Celia was born in 1939 in Tierras Coloradas, a town in the Mexican state of Michoacan, and says that, while growing up, she would rush through her chores — carrying water from the well to the kitchen or carrying wood for the fire — so she would have time to do what she really loved — sewing.

Pretty soon she became good enough at her hobby that it became part of her workload as well, mending the clothes worn by her six brothers. As she got better at her needlework, she would design and make the costumes worn by family members for the annual Feast of Our Lady of Guadalupe celebrations in Mexico.

"People always complimented our costumes," Maria says.

For most of the last six decades, family and friends were the only ones who noticed her fine needlework and she was happy with that. Her husband, Francisco, died 31 years ago in Mexico and, in an effort to find a better life, the family moved a few at a time to Chattanooga. Celia moved here 20 years ago while Maria and Arcelia were the last to arrive 18 years ago.

When not attending church, she made scarves, doilies, pillowcases, tablecloths and dresses for the grandkids. She'd also give them away or just put them away in storage bins, she says, but never really considered selling them. Nor did she really think of them as pieces of art. She does now, she says, and it makes her smile to know that others do, too.

"I feel very proud of myself because I never knew that my work can be taken as art," she says.

But about five years ago, she began to think of her work that way while doing some workshops and mentoring other local Hispanic artists in Chattanooga. Blair facilitated many of the workshops through the Latino Arts Project in 2012, which was funded by a National Endowment for the Arts grant and the Tennessee Arts Commission.

While Blair wrote the initial letter of recommendation for the Governor's Folklife Heritage Award, Celia was asked to send two other letters as part of the application. One was written by her 14-year-old granddaughter Millely Acosta and the other was written by 15-year-old grandson, Anthony Uvas, according to Maria.

"His last line was, 'Even if she doesn't get this honor, she has our love and we are all very proud of my grandmother,'" Maria says.

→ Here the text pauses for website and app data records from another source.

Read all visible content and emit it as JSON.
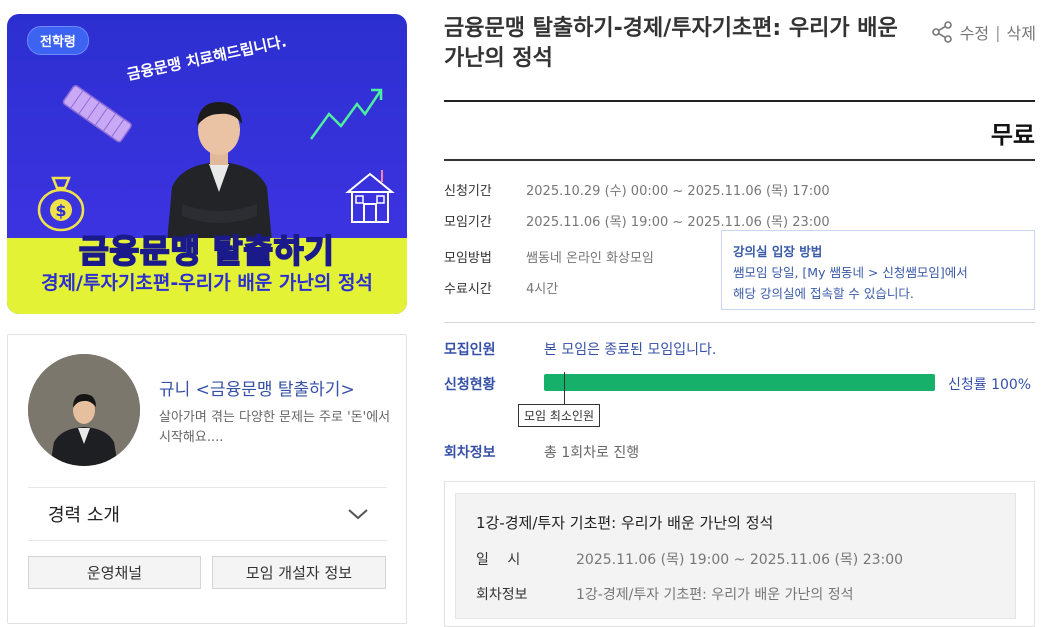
{
  "banner": {
    "badge": "전학령",
    "tagline": "금융문맹 치료해드립니다.",
    "title": "금융문맹 탈출하기",
    "subtitle": "경제/투자기초편-우리가 배운 가난의 정석",
    "colors": {
      "background": "#2c2fd0",
      "band": "#e4f236",
      "title": "#ff7fb2"
    }
  },
  "host": {
    "name": "규니 <금융문맹 탈출하기>",
    "description": "살아가며 겪는 다양한 문제는 주로 '돈'에서 시작해요....",
    "career_label": "경력 소개",
    "channel_button": "운영채널",
    "hostinfo_button": "모임 개설자 정보"
  },
  "meeting": {
    "title": "금융문맹 탈출하기-경제/투자기초편: 우리가 배운 가난의 정석",
    "actions": {
      "edit": "수정",
      "separator": "|",
      "delete": "삭제"
    },
    "price": "무료",
    "info": [
      {
        "key": "신청기간",
        "value": "2025.10.29 (수) 00:00 ~ 2025.11.06 (목) 17:00"
      },
      {
        "key": "모임기간",
        "value": "2025.11.06 (목) 19:00 ~ 2025.11.06 (목) 23:00"
      },
      {
        "key": "모임방법",
        "value": "쌤동네 온라인 화상모임"
      },
      {
        "key": "수료시간",
        "value": "4시간"
      }
    ],
    "tip": {
      "title": "강의실 입장 방법",
      "line1": "쌤모임 당일, [My 쌤동네 > 신청쌤모임]에서",
      "line2": "해당 강의실에 접속할 수 있습니다."
    },
    "recruit": {
      "key": "모집인원",
      "value": "본 모임은 종료된 모임입니다."
    },
    "status": {
      "key": "신청현황",
      "rate_text": "신청률 100%",
      "rate": 1.0,
      "min_label": "모임 최소인원",
      "min_fraction": 0.05
    },
    "sessions": {
      "key": "회차정보",
      "value": "총 1회차로 진행"
    },
    "session_detail": {
      "title": "1강-경제/투자 기초편: 우리가 배운 가난의 정석",
      "rows": [
        {
          "key": "일　 시",
          "value": "2025.11.06 (목) 19:00 ~ 2025.11.06 (목) 23:00"
        },
        {
          "key": "회차정보",
          "value": "1강-경제/투자 기초편: 우리가 배운 가난의 정석"
        }
      ]
    },
    "colors": {
      "accent": "#3650a8",
      "progress": "#17b06b"
    }
  }
}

That brings more twinkles, and maybe a tear or two, from everyone in the room.

Contact Barry Courter at or 423-757-6354.